Task for the records below: count the lines that contain the word "date" and give only that number.

Data shown Block Start

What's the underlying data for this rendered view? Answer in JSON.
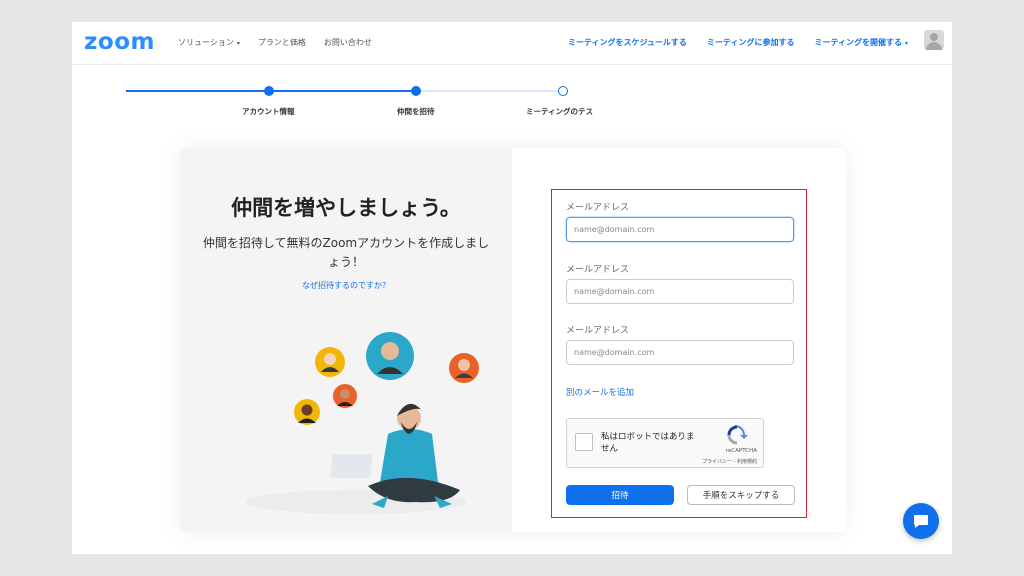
{
  "header": {
    "logo": "zoom",
    "nav_left": [
      {
        "label": "ソリューション",
        "caret": "▾"
      },
      {
        "label": "プランと価格"
      },
      {
        "label": "お問い合わせ"
      }
    ],
    "nav_right": [
      {
        "label": "ミーティングをスケジュールする"
      },
      {
        "label": "ミーティングに参加する"
      },
      {
        "label": "ミーティングを開催する",
        "caret": "▾"
      }
    ]
  },
  "stepper": {
    "steps": [
      {
        "label": "アカウント情報",
        "state": "completed"
      },
      {
        "label": "仲間を招待",
        "state": "current"
      },
      {
        "label": "ミーティングのテス",
        "state": "upcoming"
      }
    ]
  },
  "invite": {
    "title": "仲間を増やしましょう。",
    "subtitle": "仲間を招待して無料のZoomアカウントを作成しましょう！",
    "why_link": "なぜ招待するのですか？"
  },
  "form": {
    "fields": [
      {
        "label": "メールアドレス",
        "placeholder": "name@domain.com",
        "value": ""
      },
      {
        "label": "メールアドレス",
        "placeholder": "name@domain.com",
        "value": ""
      },
      {
        "label": "メールアドレス",
        "placeholder": "name@domain.com",
        "value": ""
      }
    ],
    "add_email": "別のメールを追加",
    "recaptcha": {
      "text": "私はロボットではありません",
      "brand": "reCAPTCHA",
      "terms": "プライバシー - 利用規約"
    },
    "invite_button": "招待",
    "skip_button": "手順をスキップする"
  },
  "colors": {
    "accent": "#0e71eb",
    "logo": "#2d8cff",
    "highlight_border": "#d3272c"
  },
  "icons": {
    "avatar": "user-avatar-icon",
    "chat": "chat-bubble-icon",
    "recaptcha": "recaptcha-logo-icon"
  }
}
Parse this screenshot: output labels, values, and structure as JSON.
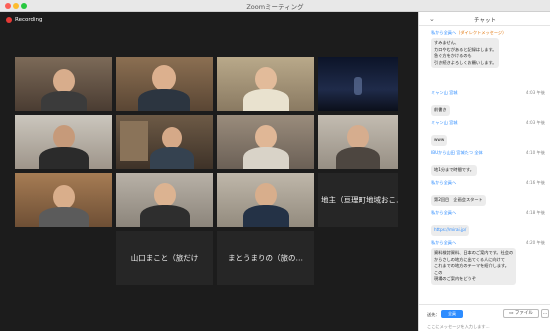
{
  "window": {
    "title": "Zoomミーティング"
  },
  "recording": {
    "label": "Recording"
  },
  "participants": [
    {
      "name": "地主（亘理町地域おこ…"
    },
    {
      "name": "山口まこと（旅だけ"
    },
    {
      "name": "まとうまりの（旅の…"
    }
  ],
  "chat": {
    "title": "チャット",
    "messages": [
      {
        "sender": "私から全員へ",
        "to": "（ダイレクトメッセージ）",
        "time": "",
        "text": "すみません、\nカロやむがあると記録はします。\n急ぐ方をかけるのも\n引き続きよろしくお願いします。"
      },
      {
        "sender": "ミャン山 宮城",
        "to": "",
        "time": "4:03 午後",
        "text": "前書き"
      },
      {
        "sender": "ミャン山 宮城",
        "to": "",
        "time": "4:03 午後",
        "text": "www"
      },
      {
        "sender": "IBUから山田 宮城たつ 全体",
        "to": "",
        "time": "4:10 午後",
        "text": "地1分まで時間です。"
      },
      {
        "sender": "私から全員へ",
        "to": "",
        "time": "4:16 午後",
        "text": "第2回目　企画会スタート"
      },
      {
        "sender": "私から全員へ",
        "to": "",
        "time": "4:18 午後",
        "text": "https://mirai.jp/"
      },
      {
        "sender": "私から全員へ",
        "to": "",
        "time": "4:20 午後",
        "text": "資料検討資料、日本のご案内です。社会の\nからさしの地方に出てくる人に向けて\nこれまでの地方のテーマを紹介します。\nこの\n現場のご案内をどうぞ"
      }
    ],
    "footer": {
      "to_label": "送先：",
      "to_value": "全員",
      "file_label": "ファイル",
      "more_label": "…",
      "input_placeholder": "ここにメッセージを入力します..."
    }
  },
  "colors": {
    "video_bg": "#1c1c1c",
    "link_blue": "#2d8cff",
    "recording_red": "#e53935",
    "active_speaker": "#a7e05a"
  }
}
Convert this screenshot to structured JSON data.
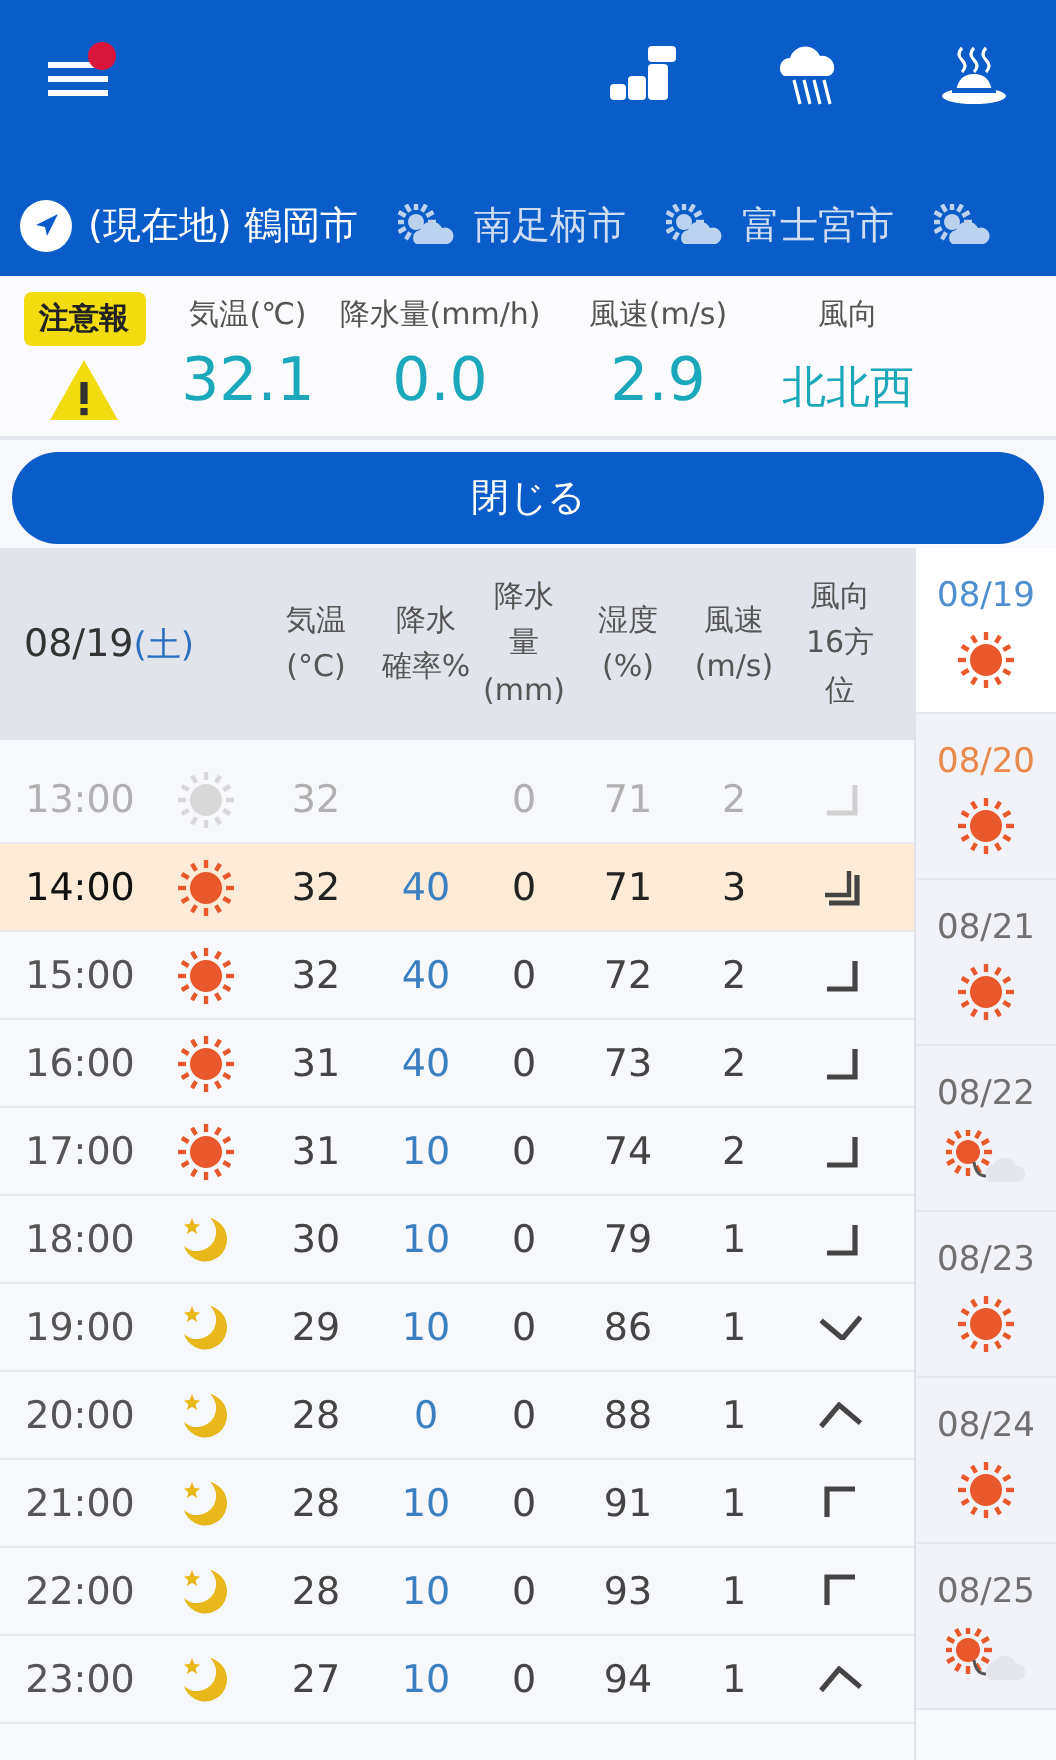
{
  "header": {
    "menu_badge": true,
    "icons": [
      {
        "kind": "blocks"
      },
      {
        "kind": "rain"
      },
      {
        "kind": "onsen"
      }
    ]
  },
  "locations": [
    {
      "kind": "current",
      "label": "(現在地) 鶴岡市",
      "selected": true
    },
    {
      "kind": "partly-cloudy",
      "label": "南足柄市",
      "selected": false
    },
    {
      "kind": "partly-cloudy",
      "label": "富士宮市",
      "selected": false
    },
    {
      "kind": "partly-cloudy",
      "selected": false
    }
  ],
  "now": {
    "alert": "注意報",
    "columns": [
      {
        "label": "気温(℃)",
        "value": "32.1"
      },
      {
        "label": "降水量(mm/h)",
        "value": "0.0"
      },
      {
        "label": "風速(m/s)",
        "value": "2.9"
      },
      {
        "label": "風向",
        "value": "北北西"
      }
    ]
  },
  "close_button": "閉じる",
  "table": {
    "date": "08/19",
    "weekday": "(土)",
    "columns": [
      [
        "気温",
        "(°C)"
      ],
      [
        "降水",
        "確率%"
      ],
      [
        "降水",
        "量",
        "(mm)"
      ],
      [
        "湿度",
        "(%)"
      ],
      [
        "風速",
        "(m/s)"
      ],
      [
        "風向",
        "16方",
        "位"
      ]
    ],
    "rows": [
      {
        "time": "13:00",
        "kind": "sun",
        "temp": "32",
        "pop": "",
        "precip": "0",
        "humidity": "71",
        "wind": "2",
        "arrow": {
          "kind": "se",
          "strong": false
        },
        "past": true,
        "current": false
      },
      {
        "time": "14:00",
        "kind": "sun",
        "temp": "32",
        "pop": "40",
        "precip": "0",
        "humidity": "71",
        "wind": "3",
        "arrow": {
          "kind": "se",
          "strong": true
        },
        "past": false,
        "current": true
      },
      {
        "time": "15:00",
        "kind": "sun",
        "temp": "32",
        "pop": "40",
        "precip": "0",
        "humidity": "72",
        "wind": "2",
        "arrow": {
          "kind": "se",
          "strong": false
        },
        "past": false,
        "current": false
      },
      {
        "time": "16:00",
        "kind": "sun",
        "temp": "31",
        "pop": "40",
        "precip": "0",
        "humidity": "73",
        "wind": "2",
        "arrow": {
          "kind": "se",
          "strong": false
        },
        "past": false,
        "current": false
      },
      {
        "time": "17:00",
        "kind": "sun",
        "temp": "31",
        "pop": "10",
        "precip": "0",
        "humidity": "74",
        "wind": "2",
        "arrow": {
          "kind": "se",
          "strong": false
        },
        "past": false,
        "current": false
      },
      {
        "time": "18:00",
        "kind": "moon",
        "temp": "30",
        "pop": "10",
        "precip": "0",
        "humidity": "79",
        "wind": "1",
        "arrow": {
          "kind": "se",
          "strong": false
        },
        "past": false,
        "current": false
      },
      {
        "time": "19:00",
        "kind": "moon",
        "temp": "29",
        "pop": "10",
        "precip": "0",
        "humidity": "86",
        "wind": "1",
        "arrow": {
          "kind": "s",
          "strong": false
        },
        "past": false,
        "current": false
      },
      {
        "time": "20:00",
        "kind": "moon",
        "temp": "28",
        "pop": "0",
        "precip": "0",
        "humidity": "88",
        "wind": "1",
        "arrow": {
          "kind": "n",
          "strong": false
        },
        "past": false,
        "current": false
      },
      {
        "time": "21:00",
        "kind": "moon",
        "temp": "28",
        "pop": "10",
        "precip": "0",
        "humidity": "91",
        "wind": "1",
        "arrow": {
          "kind": "nw",
          "strong": false
        },
        "past": false,
        "current": false
      },
      {
        "time": "22:00",
        "kind": "moon",
        "temp": "28",
        "pop": "10",
        "precip": "0",
        "humidity": "93",
        "wind": "1",
        "arrow": {
          "kind": "nw",
          "strong": false
        },
        "past": false,
        "current": false
      },
      {
        "time": "23:00",
        "kind": "moon",
        "temp": "27",
        "pop": "10",
        "precip": "0",
        "humidity": "94",
        "wind": "1",
        "arrow": {
          "kind": "n",
          "strong": false
        },
        "past": false,
        "current": false
      }
    ]
  },
  "days": [
    {
      "date": "08/19",
      "color": "#4f8fd0",
      "kind": "sun",
      "selected": true
    },
    {
      "date": "08/20",
      "color": "#e8884a",
      "kind": "sun",
      "selected": false
    },
    {
      "date": "08/21",
      "color": "#707070",
      "kind": "sun",
      "selected": false
    },
    {
      "date": "08/22",
      "color": "#707070",
      "kind": "sun-cloud",
      "selected": false
    },
    {
      "date": "08/23",
      "color": "#707070",
      "kind": "sun",
      "selected": false
    },
    {
      "date": "08/24",
      "color": "#707070",
      "kind": "sun",
      "selected": false
    },
    {
      "date": "08/25",
      "color": "#707070",
      "kind": "sun-cloud",
      "selected": false
    }
  ]
}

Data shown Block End

# [Task result]
8